BI’s Article search uses Boolean search capabilities. If you are not familiar with these principles, here are some quick tips.
To search specifically for more than one word, put the search term in quotation marks. For example, “workers compensation”. This will limit your search to that combination of words.
To search for a combination of terms, use quotations and the & symbol. For example, “hurricane” & “loss”.
A Florida appeals court upheld a 14.5% increase in workers compensation insurance premiums, despite claims that the increase violated a state law on open meetings, according to ruling filed Tuesday.
Specifically, a three-judge panel of the First District Court of Appeals in Tallahassee, Florida, ruled that the rate increase issued in October 2016 by the Boca Raton, Florida-based National Council on Compensation Insurance and the Tallahassee-based Florida Office of Insurance Regulation did not violate open-government laws by restricting access to internal meetings and documents behind the increase.
“The trial court erred in declaring (Florida Office of Insurance Regulation’s) final order void and in concluding that NCCI and OIR violated the Sunshine Law,” the panel ruled. “The trial court also erred in determining NCCI violated … Florida statutes, and the Florida Public Records Act, by not providing … access to certain records. Accordingly, we reverse the trial court’s final order, and remand for reinstatement of OIR’s final order issued on October 5, 2016, approving a 14.5% increase in the workers’ compensation insurance rates.”

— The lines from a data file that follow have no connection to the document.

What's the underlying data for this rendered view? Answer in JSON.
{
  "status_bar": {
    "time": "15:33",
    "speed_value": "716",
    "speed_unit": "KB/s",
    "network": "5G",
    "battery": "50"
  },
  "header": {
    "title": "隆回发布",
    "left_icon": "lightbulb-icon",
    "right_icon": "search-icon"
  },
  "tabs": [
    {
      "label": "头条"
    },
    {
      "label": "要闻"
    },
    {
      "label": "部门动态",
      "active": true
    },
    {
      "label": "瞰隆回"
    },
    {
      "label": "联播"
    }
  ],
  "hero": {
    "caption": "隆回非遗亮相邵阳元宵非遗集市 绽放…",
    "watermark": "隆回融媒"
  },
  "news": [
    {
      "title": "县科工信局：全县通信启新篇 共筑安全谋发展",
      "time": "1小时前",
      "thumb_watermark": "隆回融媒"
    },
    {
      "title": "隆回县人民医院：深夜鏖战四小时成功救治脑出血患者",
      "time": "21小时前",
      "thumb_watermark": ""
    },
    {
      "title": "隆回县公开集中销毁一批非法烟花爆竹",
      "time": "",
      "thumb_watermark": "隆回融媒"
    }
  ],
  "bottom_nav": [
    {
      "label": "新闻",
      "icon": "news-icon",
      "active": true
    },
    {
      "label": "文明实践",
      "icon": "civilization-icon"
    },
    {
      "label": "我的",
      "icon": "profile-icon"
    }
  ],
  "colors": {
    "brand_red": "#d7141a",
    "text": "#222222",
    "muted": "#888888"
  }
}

In November, a Florida judge ruled that the ratings agency and regulators did not follow open meeting laws when they came up with the controversial rate hike, which was suspended as a result of the early ruling.
Leon County Circuit Court Judge Karen Gievers wrote in that overturned ruling that the “secret meetings” violated Florida’s Sunshine Act, claiming “undisputed evidence established that none of the meetings at NCCI were open to the public, established that no minutes were kept and established that there was no notice to the public in advance of the meetings.”
PORTLAND, Ore.—A woman can proceed with a lawsuit alleging that Wal-Mart Stores Inc. violated the Americans with Disabilities Act and retaliated against her for demanding her workers compensation rights, a federal appeals court has ruled in a split decision.